Write out all of the data exactly as it appears.

*** Begin section ***

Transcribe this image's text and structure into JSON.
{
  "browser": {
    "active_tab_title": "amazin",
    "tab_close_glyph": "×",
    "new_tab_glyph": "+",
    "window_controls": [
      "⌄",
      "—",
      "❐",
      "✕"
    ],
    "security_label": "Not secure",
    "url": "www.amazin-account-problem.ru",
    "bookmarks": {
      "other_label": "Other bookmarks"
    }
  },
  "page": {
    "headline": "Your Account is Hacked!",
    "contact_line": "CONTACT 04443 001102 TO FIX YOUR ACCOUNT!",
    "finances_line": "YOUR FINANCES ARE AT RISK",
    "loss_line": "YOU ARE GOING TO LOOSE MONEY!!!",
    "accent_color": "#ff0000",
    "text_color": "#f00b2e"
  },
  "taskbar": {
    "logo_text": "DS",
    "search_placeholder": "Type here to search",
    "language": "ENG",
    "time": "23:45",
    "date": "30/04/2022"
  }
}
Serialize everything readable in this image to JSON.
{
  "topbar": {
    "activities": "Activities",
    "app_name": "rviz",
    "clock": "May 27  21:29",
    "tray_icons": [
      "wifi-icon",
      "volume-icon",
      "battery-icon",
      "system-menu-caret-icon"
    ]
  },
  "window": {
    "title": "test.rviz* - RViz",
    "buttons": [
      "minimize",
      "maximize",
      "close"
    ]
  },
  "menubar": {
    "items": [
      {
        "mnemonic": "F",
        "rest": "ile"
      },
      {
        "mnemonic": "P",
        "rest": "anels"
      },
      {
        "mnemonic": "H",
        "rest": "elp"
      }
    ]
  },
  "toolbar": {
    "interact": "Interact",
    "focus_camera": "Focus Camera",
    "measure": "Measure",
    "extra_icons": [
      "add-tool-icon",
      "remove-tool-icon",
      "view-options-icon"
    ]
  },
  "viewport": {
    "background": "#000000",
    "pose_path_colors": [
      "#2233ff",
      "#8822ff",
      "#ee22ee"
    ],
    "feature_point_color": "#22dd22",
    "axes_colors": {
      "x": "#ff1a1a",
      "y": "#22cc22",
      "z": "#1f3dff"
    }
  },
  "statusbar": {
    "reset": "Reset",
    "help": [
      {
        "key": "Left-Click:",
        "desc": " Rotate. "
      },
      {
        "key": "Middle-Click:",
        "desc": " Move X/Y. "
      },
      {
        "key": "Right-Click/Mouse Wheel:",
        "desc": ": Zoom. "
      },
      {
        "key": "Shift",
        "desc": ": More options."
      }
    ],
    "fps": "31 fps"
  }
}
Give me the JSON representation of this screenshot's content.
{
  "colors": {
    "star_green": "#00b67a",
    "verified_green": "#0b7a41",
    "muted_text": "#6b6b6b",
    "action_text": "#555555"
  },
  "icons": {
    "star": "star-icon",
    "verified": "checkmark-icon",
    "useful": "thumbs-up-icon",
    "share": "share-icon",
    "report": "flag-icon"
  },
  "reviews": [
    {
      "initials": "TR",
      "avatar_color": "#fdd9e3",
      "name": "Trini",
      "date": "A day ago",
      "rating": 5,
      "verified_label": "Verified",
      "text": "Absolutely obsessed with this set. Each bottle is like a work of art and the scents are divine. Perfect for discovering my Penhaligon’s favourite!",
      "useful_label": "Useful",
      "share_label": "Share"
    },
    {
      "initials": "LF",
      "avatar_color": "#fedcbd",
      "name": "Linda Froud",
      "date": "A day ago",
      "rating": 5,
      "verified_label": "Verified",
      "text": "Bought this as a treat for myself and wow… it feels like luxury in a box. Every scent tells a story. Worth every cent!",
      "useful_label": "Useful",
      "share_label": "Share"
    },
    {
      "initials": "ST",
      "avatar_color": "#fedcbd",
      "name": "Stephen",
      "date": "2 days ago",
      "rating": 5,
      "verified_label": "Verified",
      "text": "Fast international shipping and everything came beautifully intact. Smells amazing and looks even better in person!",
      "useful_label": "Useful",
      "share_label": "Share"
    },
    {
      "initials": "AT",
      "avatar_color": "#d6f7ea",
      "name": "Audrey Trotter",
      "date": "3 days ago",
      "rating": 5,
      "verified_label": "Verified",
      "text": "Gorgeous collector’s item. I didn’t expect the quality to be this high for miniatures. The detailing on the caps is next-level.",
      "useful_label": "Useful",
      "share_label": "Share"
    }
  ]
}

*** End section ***

__Answer for the task__.
Transcribe this image's text and structure into JSON.
{
  "browser": {
    "active_tab_title": "amazin",
    "tab_close_glyph": "×",
    "new_tab_glyph": "+",
    "window_controls": [
      "⌄",
      "—",
      "❐",
      "✕"
    ],
    "security_label": "Not secure",
    "url": "www.amazin-account-problem.ru",
    "bookmarks": {
      "other_label": "Other bookmarks"
    }
  },
  "page": {
    "headline": "Your Account is Hacked!",
    "contact_line": "CONTACT 04443 001102 TO FIX YOUR ACCOUNT!",
    "finances_line": "YOUR FINANCES ARE AT RISK",
    "loss_line": "YOU ARE GOING TO LOOSE MONEY!!!",
    "accent_color": "#ff0000",
    "text_color": "#f00b2e"
  },
  "taskbar": {
    "logo_text": "DS",
    "search_placeholder": "Type here to search",
    "language": "ENG",
    "time": "23:45",
    "date": "30/04/2022"
  }
}
Serialize everything readable in this image to JSON.
{
  "topbar": {
    "activities": "Activities",
    "app_name": "rviz",
    "clock": "May 27  21:29",
    "tray_icons": [
      "wifi-icon",
      "volume-icon",
      "battery-icon",
      "system-menu-caret-icon"
    ]
  },
  "window": {
    "title": "test.rviz* - RViz",
    "buttons": [
      "minimize",
      "maximize",
      "close"
    ]
  },
  "menubar": {
    "items": [
      {
        "mnemonic": "F",
        "rest": "ile"
      },
      {
        "mnemonic": "P",
        "rest": "anels"
      },
      {
        "mnemonic": "H",
        "rest": "elp"
      }
    ]
  },
  "toolbar": {
    "interact": "Interact",
    "focus_camera": "Focus Camera",
    "measure": "Measure",
    "extra_icons": [
      "add-tool-icon",
      "remove-tool-icon",
      "view-options-icon"
    ]
  },
  "viewport": {
    "background": "#000000",
    "pose_path_colors": [
      "#2233ff",
      "#8822ff",
      "#ee22ee"
    ],
    "feature_point_color": "#22dd22",
    "axes_colors": {
      "x": "#ff1a1a",
      "y": "#22cc22",
      "z": "#1f3dff"
    }
  },
  "statusbar": {
    "reset": "Reset",
    "help": [
      {
        "key": "Left-Click:",
        "desc": " Rotate. "
      },
      {
        "key": "Middle-Click:",
        "desc": " Move X/Y. "
      },
      {
        "key": "Right-Click/Mouse Wheel:",
        "desc": ": Zoom. "
      },
      {
        "key": "Shift",
        "desc": ": More options."
      }
    ],
    "fps": "31 fps"
  }
}
Give me the JSON representation of this screenshot's content.
{
  "colors": {
    "star_green": "#00b67a",
    "verified_green": "#0b7a41",
    "muted_text": "#6b6b6b",
    "action_text": "#555555"
  },
  "icons": {
    "star": "star-icon",
    "verified": "checkmark-icon",
    "useful": "thumbs-up-icon",
    "share": "share-icon",
    "report": "flag-icon"
  },
  "reviews": [
    {
      "initials": "TR",
      "avatar_color": "#fdd9e3",
      "name": "Trini",
      "date": "A day ago",
      "rating": 5,
      "verified_label": "Verified",
      "text": "Absolutely obsessed with this set. Each bottle is like a work of art and the scents are divine. Perfect for discovering my Penhaligon’s favourite!",
      "useful_label": "Useful",
      "share_label": "Share"
    },
    {
      "initials": "LF",
      "avatar_color": "#fedcbd",
      "name": "Linda Froud",
      "date": "A day ago",
      "rating": 5,
      "verified_label": "Verified",
      "text": "Bought this as a treat for myself and wow… it feels like luxury in a box. Every scent tells a story. Worth every cent!",
      "useful_label": "Useful",
      "share_label": "Share"
    },
    {
      "initials": "ST",
      "avatar_color": "#fedcbd",
      "name": "Stephen",
      "date": "2 days ago",
      "rating": 5,
      "verified_label": "Verified",
      "text": "Fast international shipping and everything came beautifully intact. Smells amazing and looks even better in person!",
      "useful_label": "Useful",
      "share_label": "Share"
    },
    {
      "initials": "AT",
      "avatar_color": "#d6f7ea",
      "name": "Audrey Trotter",
      "date": "3 days ago",
      "rating": 5,
      "verified_label": "Verified",
      "text": "Gorgeous collector’s item. I didn’t expect the quality to be this high for miniatures. The detailing on the caps is next-level.",
      "useful_label": "Useful",
      "share_label": "Share"
    }
  ]
}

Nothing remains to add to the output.